I have discussed in some detail airline deregulation as a case study of political change within the economic framework laid out in Madmen. Interstate trucking, long-distance telecommunications, railroads, banking, stock brokerage, oil and gas, are additional cases where deregulation occurred. Future research into these cases may suggest ways in which political entrepreneurs were able to “arbitrage between academic ideas and political inefficiencies.” But political change– or at least the potential– is in the here and the now.
My fellow guest blogger Todd Nesbitt discussed (here and here) the political economy of taxi cab medallions and the rise of ride sharing technology such as Uber and lyft. Whether these new technologies can overcome the vested interests of those who benefit from the status quo is unclear for now. As Todd points out, whatever the outcome, this current issue will be an interesting case for those who study public choice and the determinants of political change.

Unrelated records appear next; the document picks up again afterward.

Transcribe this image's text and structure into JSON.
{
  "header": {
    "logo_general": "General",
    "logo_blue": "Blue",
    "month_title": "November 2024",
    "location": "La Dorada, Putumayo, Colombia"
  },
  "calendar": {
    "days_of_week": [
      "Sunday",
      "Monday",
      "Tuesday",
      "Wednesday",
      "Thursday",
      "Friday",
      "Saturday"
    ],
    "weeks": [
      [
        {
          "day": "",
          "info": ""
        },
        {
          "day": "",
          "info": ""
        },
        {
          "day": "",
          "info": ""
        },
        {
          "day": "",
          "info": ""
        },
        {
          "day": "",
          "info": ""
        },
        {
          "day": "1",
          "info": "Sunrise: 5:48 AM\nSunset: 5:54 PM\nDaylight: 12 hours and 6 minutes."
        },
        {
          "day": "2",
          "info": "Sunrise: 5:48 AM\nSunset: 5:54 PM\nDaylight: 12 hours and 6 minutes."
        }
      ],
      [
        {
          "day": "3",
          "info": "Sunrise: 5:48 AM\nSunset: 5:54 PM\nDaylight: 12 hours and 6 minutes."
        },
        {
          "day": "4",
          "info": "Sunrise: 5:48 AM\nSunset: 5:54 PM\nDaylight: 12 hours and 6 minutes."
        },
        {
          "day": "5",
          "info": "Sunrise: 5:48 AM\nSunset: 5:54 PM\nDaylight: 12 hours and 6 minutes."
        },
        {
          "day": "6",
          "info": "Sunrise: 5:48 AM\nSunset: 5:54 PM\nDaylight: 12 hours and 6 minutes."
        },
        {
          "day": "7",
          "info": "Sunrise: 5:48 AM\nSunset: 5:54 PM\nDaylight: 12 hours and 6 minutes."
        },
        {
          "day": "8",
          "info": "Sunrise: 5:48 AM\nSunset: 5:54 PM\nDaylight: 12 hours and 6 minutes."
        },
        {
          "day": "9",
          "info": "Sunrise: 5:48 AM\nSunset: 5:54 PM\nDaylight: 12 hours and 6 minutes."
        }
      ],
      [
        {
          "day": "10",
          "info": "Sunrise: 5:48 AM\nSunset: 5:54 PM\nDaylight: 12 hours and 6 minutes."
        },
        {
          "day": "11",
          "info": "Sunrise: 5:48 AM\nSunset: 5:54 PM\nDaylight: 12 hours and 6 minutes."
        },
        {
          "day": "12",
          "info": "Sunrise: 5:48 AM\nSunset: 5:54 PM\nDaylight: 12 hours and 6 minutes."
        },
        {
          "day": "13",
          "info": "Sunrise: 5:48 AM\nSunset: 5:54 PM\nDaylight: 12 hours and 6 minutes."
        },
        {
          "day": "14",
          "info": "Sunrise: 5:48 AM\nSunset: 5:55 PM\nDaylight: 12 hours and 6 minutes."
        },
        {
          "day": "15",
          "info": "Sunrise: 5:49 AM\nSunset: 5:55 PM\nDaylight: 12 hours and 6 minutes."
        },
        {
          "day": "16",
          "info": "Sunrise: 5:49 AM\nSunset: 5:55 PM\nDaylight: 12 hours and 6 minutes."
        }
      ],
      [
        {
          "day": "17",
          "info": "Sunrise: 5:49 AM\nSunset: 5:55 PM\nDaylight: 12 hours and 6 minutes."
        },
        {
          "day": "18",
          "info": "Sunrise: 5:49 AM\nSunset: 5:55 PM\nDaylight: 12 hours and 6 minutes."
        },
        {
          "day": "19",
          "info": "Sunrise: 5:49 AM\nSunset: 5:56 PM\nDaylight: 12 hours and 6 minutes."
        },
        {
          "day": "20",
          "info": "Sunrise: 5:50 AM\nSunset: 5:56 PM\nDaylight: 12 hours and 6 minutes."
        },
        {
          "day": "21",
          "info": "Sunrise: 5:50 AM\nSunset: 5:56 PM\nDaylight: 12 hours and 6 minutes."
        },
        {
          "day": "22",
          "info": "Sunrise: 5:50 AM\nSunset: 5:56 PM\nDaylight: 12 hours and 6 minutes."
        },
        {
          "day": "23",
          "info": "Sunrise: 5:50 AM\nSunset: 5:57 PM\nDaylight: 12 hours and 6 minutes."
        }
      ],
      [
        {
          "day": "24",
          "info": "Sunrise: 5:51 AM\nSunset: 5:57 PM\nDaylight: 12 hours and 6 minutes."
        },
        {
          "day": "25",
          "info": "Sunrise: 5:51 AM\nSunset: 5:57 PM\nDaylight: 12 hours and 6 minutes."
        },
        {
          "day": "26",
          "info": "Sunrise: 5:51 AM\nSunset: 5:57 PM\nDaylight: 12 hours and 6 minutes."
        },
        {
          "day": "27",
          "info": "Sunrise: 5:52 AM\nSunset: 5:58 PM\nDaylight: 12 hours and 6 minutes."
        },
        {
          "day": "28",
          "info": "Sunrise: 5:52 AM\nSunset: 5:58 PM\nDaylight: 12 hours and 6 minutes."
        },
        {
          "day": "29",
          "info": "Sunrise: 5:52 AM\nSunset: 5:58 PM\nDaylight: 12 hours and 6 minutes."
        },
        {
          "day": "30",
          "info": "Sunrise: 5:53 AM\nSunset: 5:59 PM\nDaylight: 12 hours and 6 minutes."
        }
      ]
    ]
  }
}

Another policy that is ripe for change is occupational licensing. As this New York Times article points out there is not only growing bipartisan support for the repeal of occupational licensing, but the economist’s critique of the rent-seeking nature of this type of regulation is part of the rhetoric in favor of reform. There has been some success in overturning licensing regulations, but so far major attempts to undo them have been blocked. Vested interests have so far, and to a large degree, won out over ideas.
The academic critique of laws that control the number of cabs in a city or that require an individual to have two years of college to braid hair has been around for some time. And as the New York Times article suggests, there is a significant amount of intellectual support from both the left and the right of the political spectrum for freer entry into occupations.
Perhaps what is lacking in the cases of occupational licensing and ride share technology is the political entrepreneur who can benefit from making these issues resonate with voters and innovatively usurp the power and influence of groups with an interest in the status-quo. It should be noted that “the Kennedy administration . . . sent a procompetitive reform bill to Congress in 1962 but [it] elicited no response. In neither house was the bill even reported to the floor”. * In the case of interstate transportation, early attempts at loosening restrictions on entry and prices were unsuccessful. During the 1960s, without “outward circumstances” and the powerful individuals (i.e., Madmen) each with a vested interest in reform, change did not happen.
* Derthick and Quirk 1985. The Politics of Deregulation, 56.